WORK TO COMPLETE:
Look below and pull out each line with the word "summary".

*** Opening EXTRACTED ENTRIES ***

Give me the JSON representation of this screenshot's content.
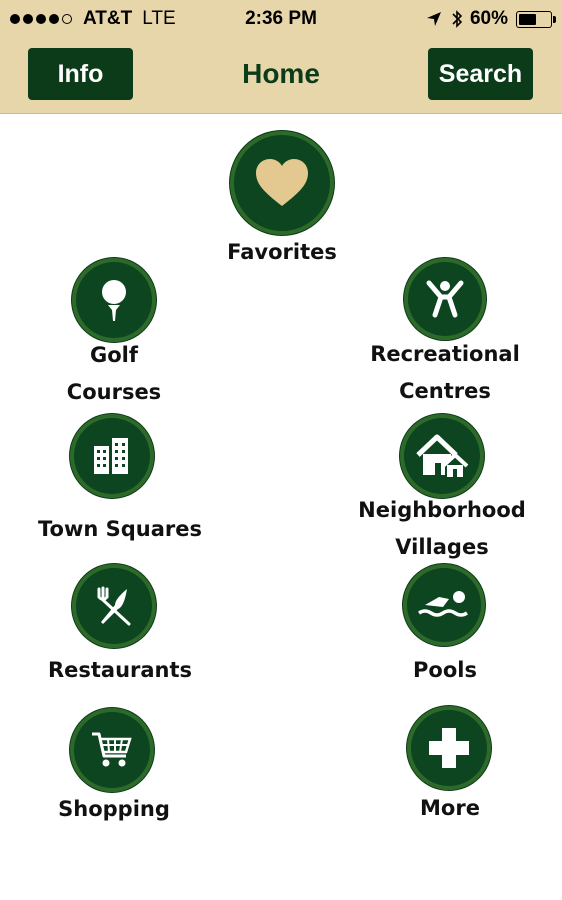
{
  "status_bar": {
    "carrier": "AT&T",
    "network": "LTE",
    "time": "2:36 PM",
    "battery": "60%",
    "battery_level": 0.6
  },
  "nav": {
    "info_label": "Info",
    "title": "Home",
    "search_label": "Search"
  },
  "menu": {
    "favorites": "Favorites",
    "golf": "Golf\nCourses",
    "recreational": "Recreational\nCentres",
    "town_squares": "Town Squares",
    "neighborhood": "Neighborhood\nVillages",
    "restaurants": "Restaurants",
    "pools": "Pools",
    "shopping": "Shopping",
    "more": "More"
  },
  "colors": {
    "header_bg": "#e8d6ab",
    "brand_green": "#0c3b19",
    "heart": "#e3c98f"
  },
  "icons": [
    "heart-icon",
    "golf-ball-icon",
    "person-jumping-icon",
    "buildings-icon",
    "houses-icon",
    "fork-knife-icon",
    "swimmer-icon",
    "shopping-cart-icon",
    "plus-icon",
    "signal-dots-icon",
    "location-arrow-icon",
    "bluetooth-icon",
    "battery-icon"
  ]
}
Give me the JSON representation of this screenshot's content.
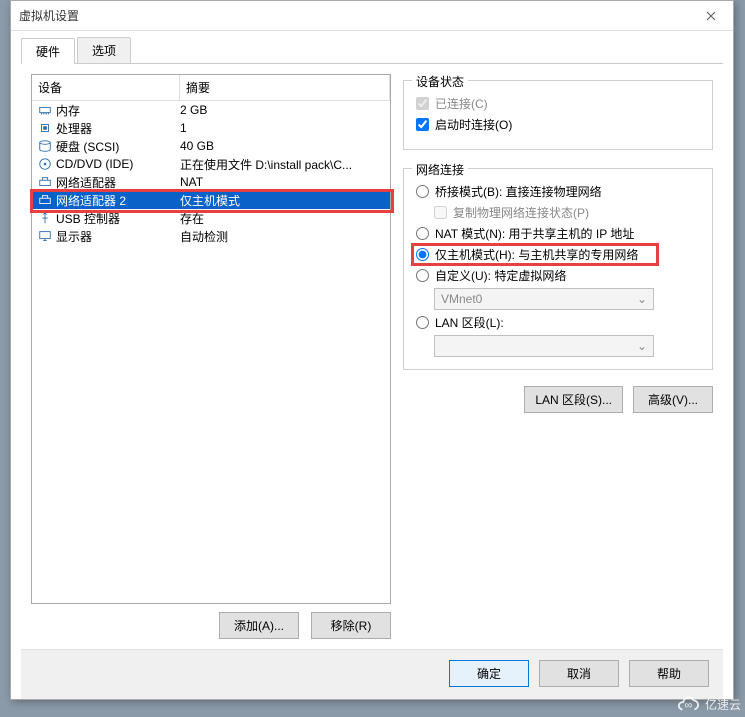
{
  "window": {
    "title": "虚拟机设置"
  },
  "tabs": {
    "hardware": "硬件",
    "options": "选项"
  },
  "headers": {
    "device": "设备",
    "summary": "摘要"
  },
  "devices": [
    {
      "icon": "memory",
      "label": "内存",
      "summary": "2 GB"
    },
    {
      "icon": "cpu",
      "label": "处理器",
      "summary": "1"
    },
    {
      "icon": "disk",
      "label": "硬盘 (SCSI)",
      "summary": "40 GB"
    },
    {
      "icon": "cd",
      "label": "CD/DVD (IDE)",
      "summary": "正在使用文件 D:\\install pack\\C..."
    },
    {
      "icon": "nic",
      "label": "网络适配器",
      "summary": "NAT"
    },
    {
      "icon": "nic",
      "label": "网络适配器 2",
      "summary": "仅主机模式"
    },
    {
      "icon": "usb",
      "label": "USB 控制器",
      "summary": "存在"
    },
    {
      "icon": "display",
      "label": "显示器",
      "summary": "自动检测"
    }
  ],
  "selected_device_index": 5,
  "buttons": {
    "add": "添加(A)...",
    "remove": "移除(R)",
    "lan_seg_btn": "LAN 区段(S)...",
    "advanced_btn": "高级(V)...",
    "ok": "确定",
    "cancel": "取消",
    "help": "帮助"
  },
  "status_group": {
    "title": "设备状态",
    "connected": "已连接(C)",
    "connect_on_power": "启动时连接(O)"
  },
  "net_group": {
    "title": "网络连接",
    "bridge": "桥接模式(B): 直接连接物理网络",
    "replicate": "复制物理网络连接状态(P)",
    "nat": "NAT 模式(N): 用于共享主机的 IP 地址",
    "hostonly": "仅主机模式(H): 与主机共享的专用网络",
    "custom": "自定义(U): 特定虚拟网络",
    "vmnet": "VMnet0",
    "lan_segment": "LAN 区段(L):"
  },
  "watermark": "亿速云"
}
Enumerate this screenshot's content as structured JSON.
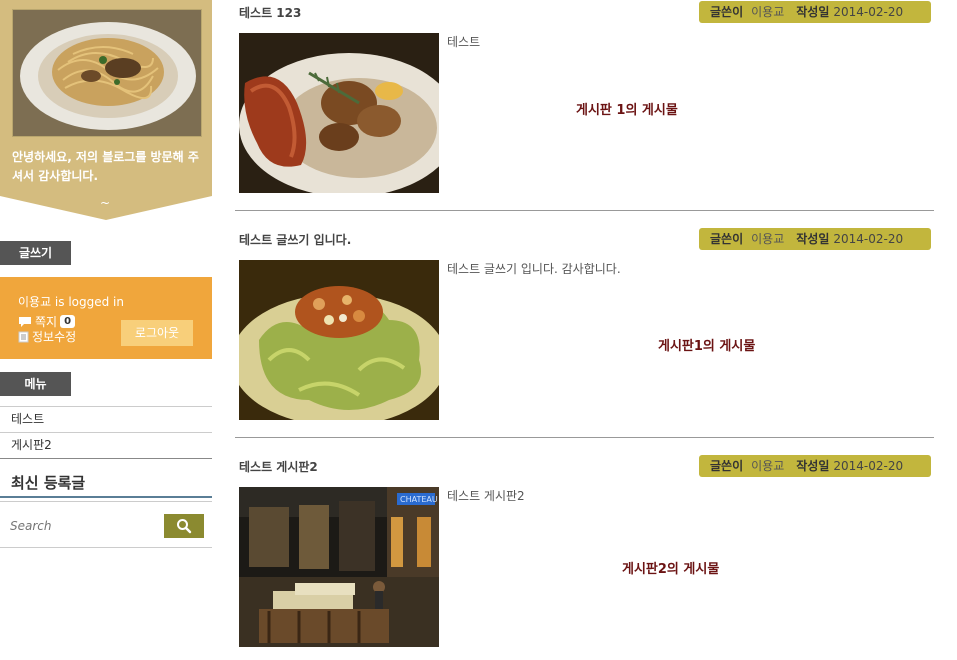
{
  "sidebar": {
    "profile_text": "안녕하세요, 저의 블로그를 방문해 주셔서 감사합니다.",
    "profile_tilde": "~",
    "write_title": "글쓰기",
    "login": {
      "status": "이용교 is logged in",
      "message_label": "쪽지",
      "message_count": "0",
      "edit_label": "정보수정",
      "logout_label": "로그아웃"
    },
    "menu_title": "메뉴",
    "menu_items": [
      "테스트",
      "게시판2"
    ],
    "recent_title": "최신 등록글",
    "search_placeholder": "Search"
  },
  "posts": [
    {
      "title": "테스트 123",
      "author_label": "글쓴이",
      "author": "이용교",
      "date_label": "작성일",
      "date": "2014-02-20",
      "excerpt": "테스트",
      "board": "게시판 1의 게시물"
    },
    {
      "title": "테스트 글쓰기 입니다.",
      "author_label": "글쓴이",
      "author": "이용교",
      "date_label": "작성일",
      "date": "2014-02-20",
      "excerpt": "테스트 글쓰기 입니다. 감사합니다.",
      "board": "게시판1의 게시물"
    },
    {
      "title": "테스트 게시판2",
      "author_label": "글쓴이",
      "author": "이용교",
      "date_label": "작성일",
      "date": "2014-02-20",
      "excerpt": "테스트 게시판2",
      "board": "게시판2의 게시물"
    }
  ],
  "colors": {
    "profile_bg": "#d4bc7f",
    "widget_title_bg": "#555555",
    "login_bg": "#f0a63c",
    "meta_bg": "#c2b63d",
    "board_text": "#6b1313",
    "search_btn": "#8b8a30"
  }
}
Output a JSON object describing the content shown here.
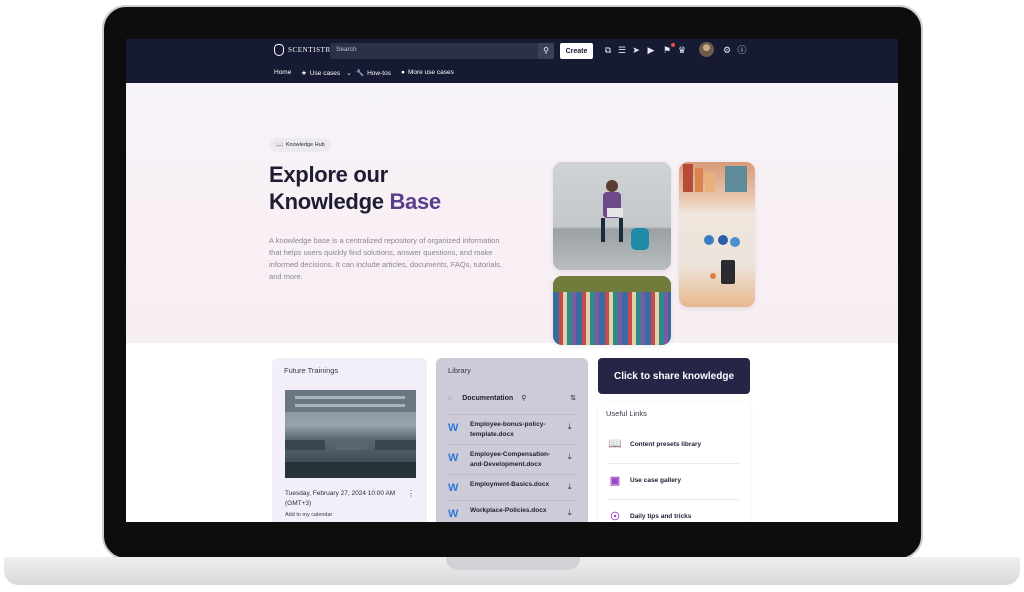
{
  "app": {
    "name": "SCENTISTRY"
  },
  "topbar": {
    "search_placeholder": "Search",
    "create_label": "Create",
    "icons": [
      "pages-icon",
      "list-icon",
      "megaphone-icon",
      "play-icon",
      "bell-icon",
      "trophy-icon",
      "gear-icon",
      "help-icon"
    ]
  },
  "nav": {
    "items": [
      {
        "label": "Home"
      },
      {
        "label": "Use cases"
      },
      {
        "label": "How-tos"
      },
      {
        "label": "More use cases"
      }
    ]
  },
  "hero": {
    "badge": "Knowledge Hub",
    "title_line1": "Explore our",
    "title_line2a": "Knowledge",
    "title_line2b": "Base",
    "description": "A knowledge base is a centralized repository of organized information that helps users quickly find solutions, answer questions, and make informed decisions. It can include articles, documents, FAQs, tutorials, and more."
  },
  "trainings": {
    "title": "Future Trainings",
    "date": "Tuesday, February 27, 2024 10:00 AM (GMT+3)",
    "calendar_link": "Add to my calendar"
  },
  "library": {
    "title": "Library",
    "folder": "Documentation",
    "files": [
      "Employee-bonus-policy-template.docx",
      "Employee-Compensation-and-Development.docx",
      "Employment-Basics.docx",
      "Workplace-Policies.docx"
    ]
  },
  "share_button": "Click to share knowledge",
  "useful_links": {
    "title": "Useful Links",
    "items": [
      "Content presets library",
      "Use case gallery",
      "Daily tips and tricks"
    ]
  },
  "colors": {
    "topbar": "#161a33",
    "accent": "#5a3e8c",
    "share_button": "#262548",
    "link_icon": "#9a45c8",
    "word_icon": "#2a78d9"
  }
}
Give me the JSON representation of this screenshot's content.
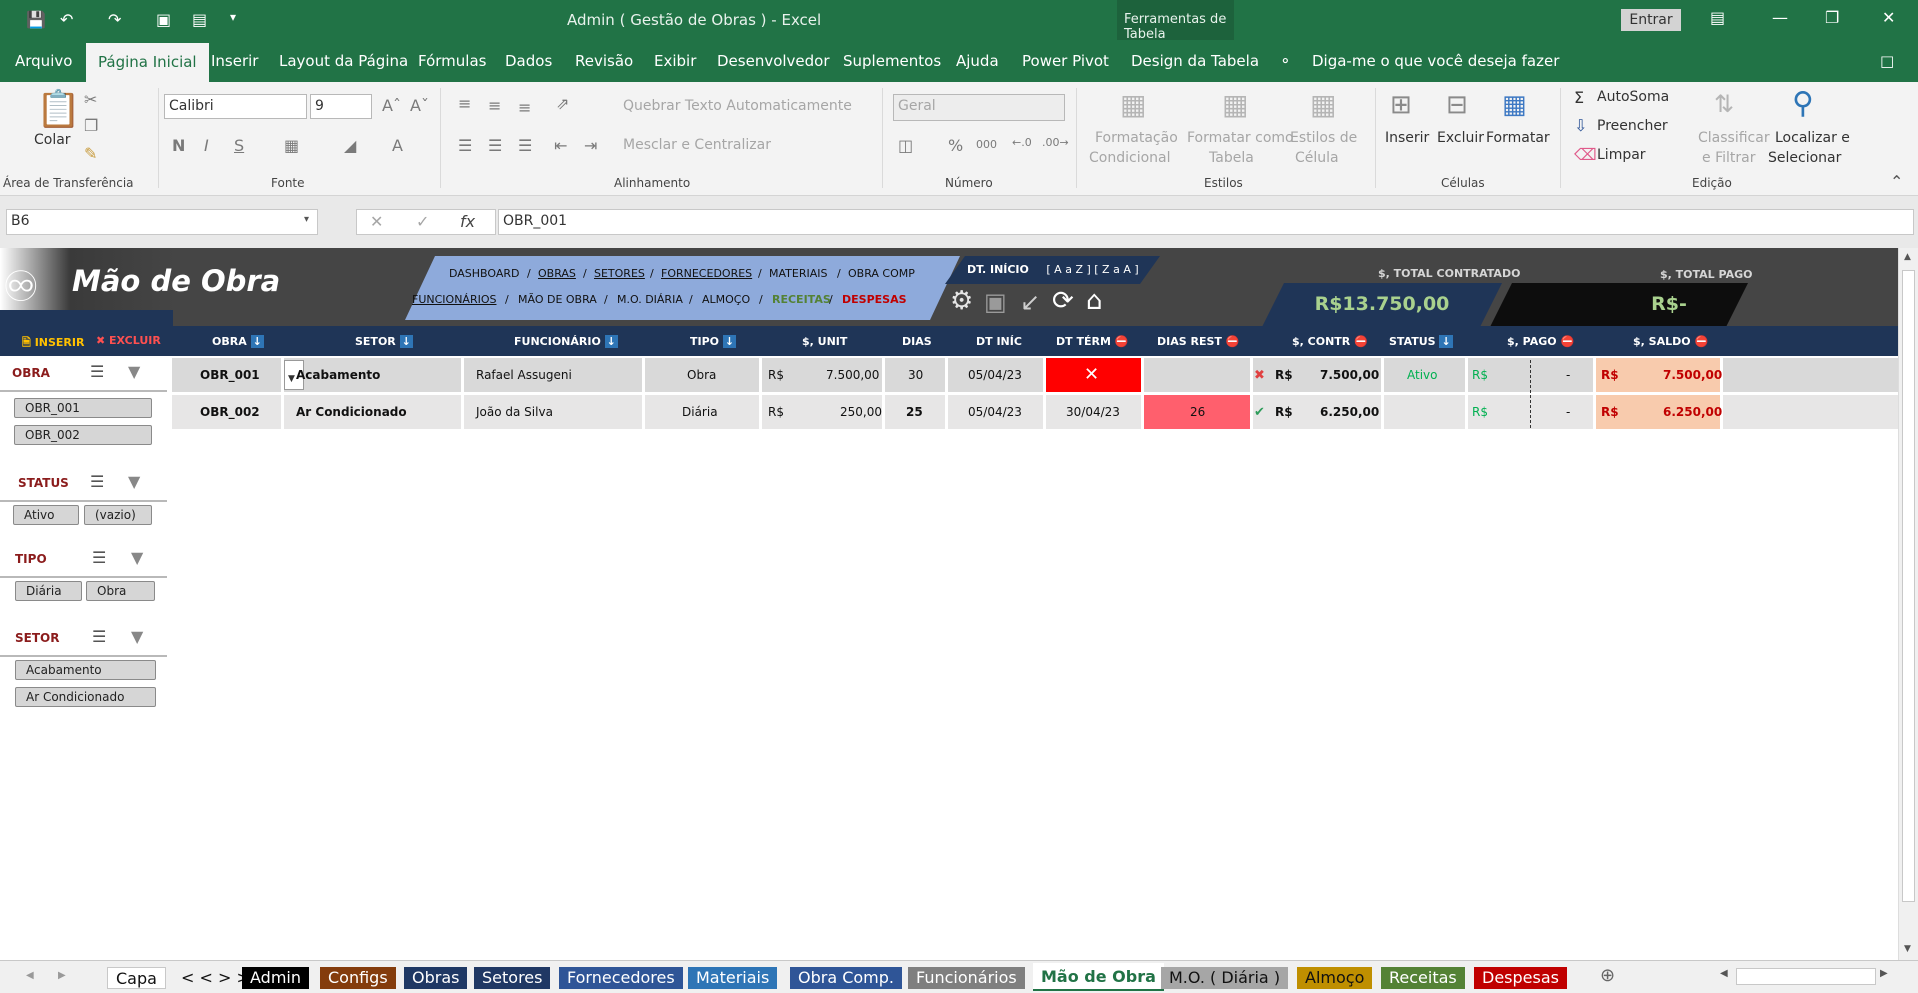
{
  "titlebar": {
    "title": "Admin ( Gestão de Obras )  -  Excel",
    "tool_tab": "Ferramentas de Tabela",
    "entrar": "Entrar"
  },
  "menu": [
    "Arquivo",
    "Página Inicial",
    "Inserir",
    "Layout da Página",
    "Fórmulas",
    "Dados",
    "Revisão",
    "Exibir",
    "Desenvolvedor",
    "Suplementos",
    "Ajuda",
    "Power Pivot",
    "Design da Tabela"
  ],
  "tellme": "Diga-me o que você deseja fazer",
  "ribbon": {
    "colar": "Colar",
    "font_name": "Calibri",
    "font_size": "9",
    "bold": "N",
    "italic": "I",
    "underline": "S",
    "quebrar": "Quebrar Texto Automaticamente",
    "mesclar": "Mesclar e Centralizar",
    "numfmt": "Geral",
    "fmt_cond_1": "Formatação",
    "fmt_cond_2": "Condicional",
    "fmt_tab_1": "Formatar como",
    "fmt_tab_2": "Tabela",
    "est_cel_1": "Estilos de",
    "est_cel_2": "Célula",
    "inserir": "Inserir",
    "excluir": "Excluir",
    "formatar": "Formatar",
    "autosoma": "AutoSoma",
    "preencher": "Preencher",
    "limpar": "Limpar",
    "classificar_1": "Classificar",
    "classificar_2": "e Filtrar",
    "localizar_1": "Localizar e",
    "localizar_2": "Selecionar",
    "groups": {
      "transfer": "Área de Transferência",
      "fonte": "Fonte",
      "alinhamento": "Alinhamento",
      "numero": "Número",
      "estilos": "Estilos",
      "celulas": "Células",
      "edicao": "Edição"
    }
  },
  "formula": {
    "namebox": "B6",
    "fx": "fx",
    "value": "OBR_001"
  },
  "banner": {
    "title": "Mão de Obra",
    "nav_row1": [
      "DASHBOARD",
      "OBRAS",
      "SETORES",
      "FORNECEDORES",
      "MATERIAIS",
      "OBRA COMP"
    ],
    "nav_row2": [
      "FUNCIONÁRIOS",
      "MÃO DE OBRA",
      "M.O. DIÁRIA",
      "ALMOÇO",
      "RECEITAS",
      "DESPESAS"
    ],
    "dt_label": "DT. INÍCIO",
    "sort": "[ A a Z ] [ Z a A ]",
    "total_contratado_label": "$, TOTAL CONTRATADO",
    "total_contratado": "R$13.750,00",
    "total_pago_label": "$, TOTAL PAGO",
    "total_pago": "R$-",
    "inserir": "INSERIR",
    "excluir": "EXCLUIR"
  },
  "headers": [
    "OBRA",
    "SETOR",
    "FUNCIONÁRIO",
    "TIPO",
    "$, UNIT",
    "DIAS",
    "DT INÍC",
    "DT TÉRM",
    "DIAS REST",
    "$, CONTR",
    "STATUS",
    "$, PAGO",
    "$, SALDO"
  ],
  "rows": [
    {
      "obra": "OBR_001",
      "setor": "Acabamento",
      "func": "Rafael Assugeni",
      "tipo": "Obra",
      "rs": "R$",
      "unit": "7.500,00",
      "dias": "30",
      "ini": "05/04/23",
      "term": "",
      "rest": "",
      "contr": "7.500,00",
      "status": "Ativo",
      "pago": "-",
      "saldo": "7.500,00"
    },
    {
      "obra": "OBR_002",
      "setor": "Ar Condicionado",
      "func": "João da Silva",
      "tipo": "Diária",
      "rs": "R$",
      "unit": "250,00",
      "dias": "25",
      "ini": "05/04/23",
      "term": "30/04/23",
      "rest": "26",
      "contr": "6.250,00",
      "status": "",
      "pago": "-",
      "saldo": "6.250,00"
    }
  ],
  "slicers": {
    "obra": {
      "title": "OBRA",
      "items": [
        "OBR_001",
        "OBR_002"
      ]
    },
    "status": {
      "title": "STATUS",
      "items": [
        "Ativo",
        "(vazio)"
      ]
    },
    "tipo": {
      "title": "TIPO",
      "items": [
        "Diária",
        "Obra"
      ]
    },
    "setor": {
      "title": "SETOR",
      "items": [
        "Acabamento",
        "Ar Condicionado"
      ]
    }
  },
  "sheet_tabs": [
    {
      "label": "Capa",
      "color": "#ffffff",
      "fg": "#111111"
    },
    {
      "label": "< < > >",
      "color": "#f0f0f0",
      "fg": "#111111"
    },
    {
      "label": "Admin",
      "color": "#000000",
      "fg": "#ffffff"
    },
    {
      "label": "Configs",
      "color": "#843c0c",
      "fg": "#ffffff"
    },
    {
      "label": "Obras",
      "color": "#1f3864",
      "fg": "#ffffff"
    },
    {
      "label": "Setores",
      "color": "#203864",
      "fg": "#ffffff"
    },
    {
      "label": "Fornecedores",
      "color": "#2f5597",
      "fg": "#ffffff"
    },
    {
      "label": "Materiais",
      "color": "#2e75b6",
      "fg": "#ffffff"
    },
    {
      "label": "Obra Comp.",
      "color": "#2f5597",
      "fg": "#ffffff"
    },
    {
      "label": "Funcionários",
      "color": "#7f7f7f",
      "fg": "#ffffff"
    },
    {
      "label": "Mão de Obra",
      "color": "#ffffff",
      "fg": "#217346"
    },
    {
      "label": "M.O. ( Diária )",
      "color": "#a6a6a6",
      "fg": "#111111"
    },
    {
      "label": "Almoço",
      "color": "#bf8f00",
      "fg": "#111111"
    },
    {
      "label": "Receitas",
      "color": "#548235",
      "fg": "#ffffff"
    },
    {
      "label": "Despesas",
      "color": "#c00000",
      "fg": "#ffffff"
    }
  ]
}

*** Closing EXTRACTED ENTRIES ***

EXERCISE RESPONSE:
    "summary": "摘要"
      "summary": "2 GB"
      "summary": "1"
      "summary": "40 GB"
      "summary": "正在使用文件 D:\\install pack\\C..."
      "summary": "NAT"
      "summary": "仅主机模式"
      "summary": "存在"
      "summary": "自动检测"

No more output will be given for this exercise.